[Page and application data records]
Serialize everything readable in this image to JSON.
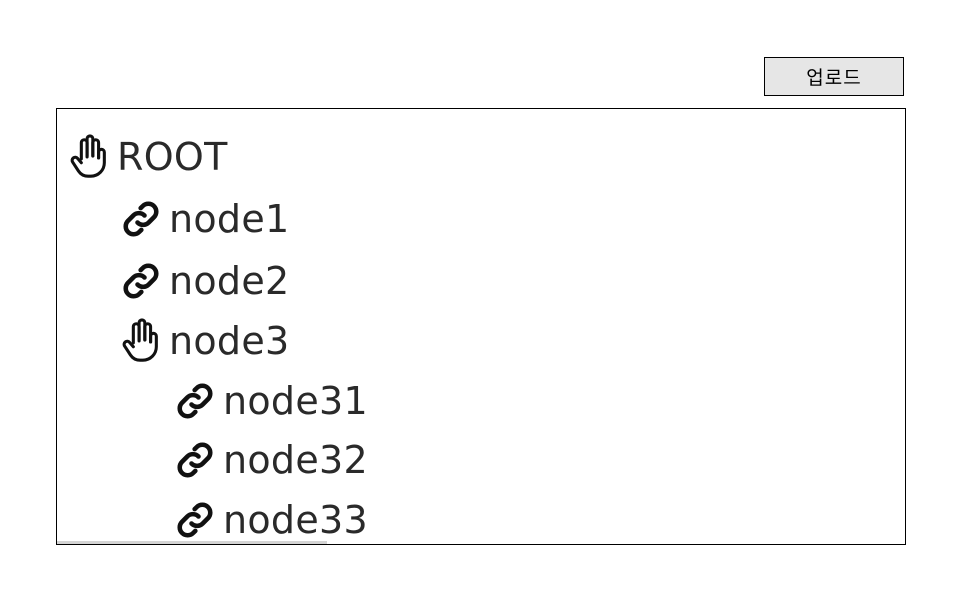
{
  "toolbar": {
    "upload_label": "업로드"
  },
  "tree": {
    "root": {
      "label": "ROOT",
      "icon": "hand-icon"
    },
    "node1": {
      "label": "node1",
      "icon": "link-icon"
    },
    "node2": {
      "label": "node2",
      "icon": "link-icon"
    },
    "node3": {
      "label": "node3",
      "icon": "hand-icon"
    },
    "node31": {
      "label": "node31",
      "icon": "link-icon"
    },
    "node32": {
      "label": "node32",
      "icon": "link-icon"
    },
    "node33": {
      "label": "node33",
      "icon": "link-icon"
    }
  },
  "colors": {
    "button_bg": "#e6e6e6",
    "border": "#000000",
    "text": "#2a2a2a"
  }
}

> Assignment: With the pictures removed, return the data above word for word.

> Exercise result:
Serialize everything readable in this image to JSON.
{
  "toolbar": {
    "upload_label": "업로드"
  },
  "tree": {
    "root": {
      "label": "ROOT",
      "icon": "hand-icon"
    },
    "node1": {
      "label": "node1",
      "icon": "link-icon"
    },
    "node2": {
      "label": "node2",
      "icon": "link-icon"
    },
    "node3": {
      "label": "node3",
      "icon": "hand-icon"
    },
    "node31": {
      "label": "node31",
      "icon": "link-icon"
    },
    "node32": {
      "label": "node32",
      "icon": "link-icon"
    },
    "node33": {
      "label": "node33",
      "icon": "link-icon"
    }
  },
  "colors": {
    "button_bg": "#e6e6e6",
    "border": "#000000",
    "text": "#2a2a2a"
  }
}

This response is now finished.